These Irish monks were intrigued and captivated by Celtic Oral traditions and recorded a vast amount of Celtic lore. There may have been some books and manuscripts before then, but these are lost to us, if they existed at all.
We have some written records from Ireland and Wales that can help us see into the druid mind. This great body of lore was recorded by Christian scribes who were not bound by the Druid prohibition against writing. They contain a Christian outlook and veneer thus the Druids role in Irish mythology appear mainly as wizards, masters of the supernatural arts, instead of merely learned men. Though these medieval manuscripts were written and edited by Christian monks, much wisdom yet remains there.
It is through poetry and Song that much Druidic wisdom is communicated, it is well to examine the poems that the Old Celts used to make. The magic poetry of the Druids was so inseparable from the narrative of their stories that many fragments have survived the translation simply because the wisdom and mysteries were "encoded" within.

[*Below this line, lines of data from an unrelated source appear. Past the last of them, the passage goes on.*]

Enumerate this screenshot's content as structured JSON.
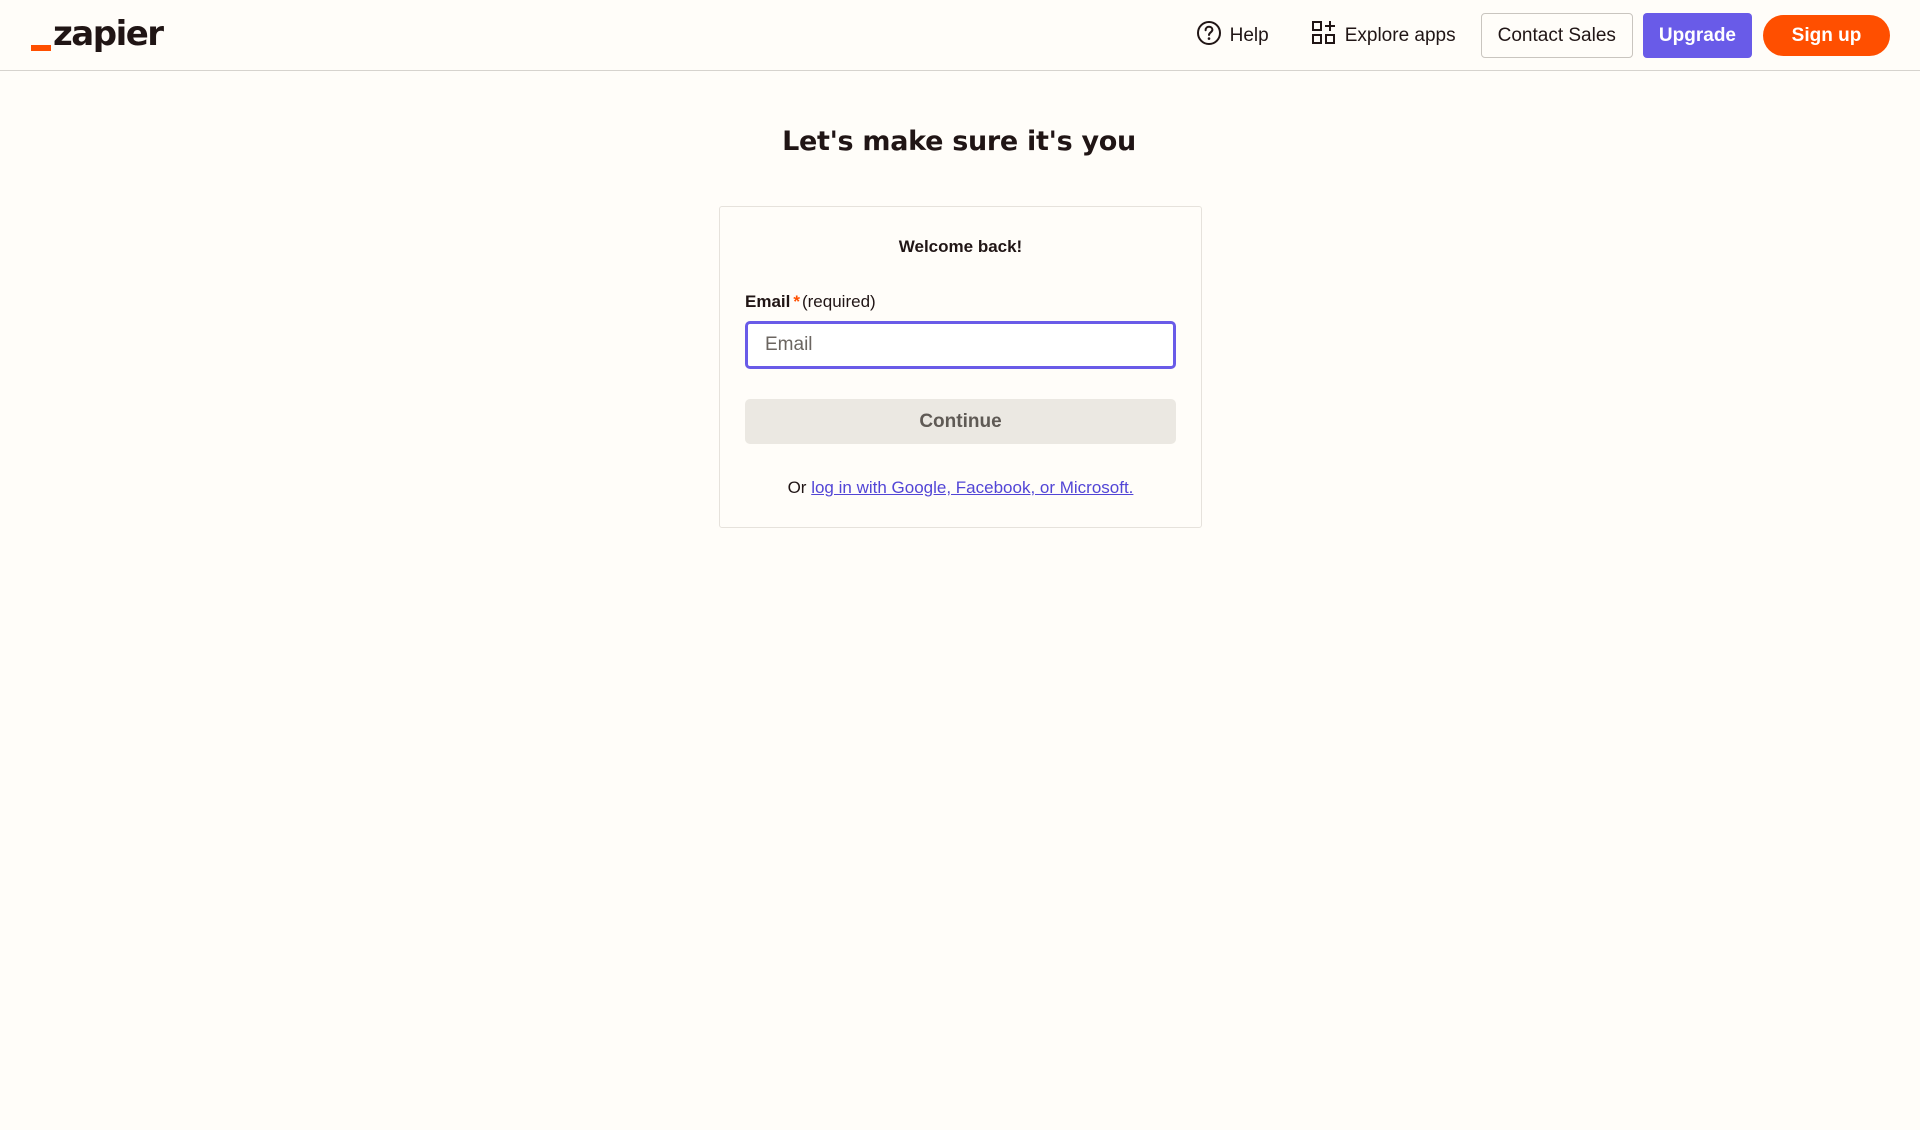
{
  "brand": {
    "name": "zapier",
    "accent_color": "#ff4f00"
  },
  "nav": {
    "help_label": "Help",
    "explore_label": "Explore apps",
    "contact_label": "Contact Sales",
    "upgrade_label": "Upgrade",
    "signup_label": "Sign up",
    "upgrade_color": "#695be8",
    "signup_color": "#ff4f00"
  },
  "page": {
    "heading": "Let's make sure it's you"
  },
  "login_card": {
    "title": "Welcome back!",
    "email_label": "Email",
    "required_star": "*",
    "required_text": "(required)",
    "email_placeholder": "Email",
    "email_value": "",
    "continue_label": "Continue",
    "alt_prefix": "Or",
    "alt_link_label": "log in with Google, Facebook, or Microsoft."
  }
}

Celtic Christianity and Druidism
Celtic Christianity is a unique and beautiful blend of Christianity and Druidism formed during the Dark Ages. Saint Columba is said to have first spoken the famous prayer "Mo Drui, Mac De", My Druid, Son of God, as if identifying rather than contrasting the old and the new religions.
One unique feature of the Celtic church was the cut of the tonsure, which was bald in the front and long in the back, unlike the Benedictine tonsure, which is short all around with a bald spot in the center.
The Celtic Christian art of illuminated manuscripts, such as the beautiful Book of Kells, is another uniquely Celtic contribution to Christianity. Its symbol is the Celtic Cross, a cross with a circle around its center.
The Druids who converted to Christianity believed that both they and their tradition were redeemed and fulfilled within Christianity. The whole person was addressed, the rational being and the intuitive being. The Christ was seen as the meaning and fulfillment of history and mythology.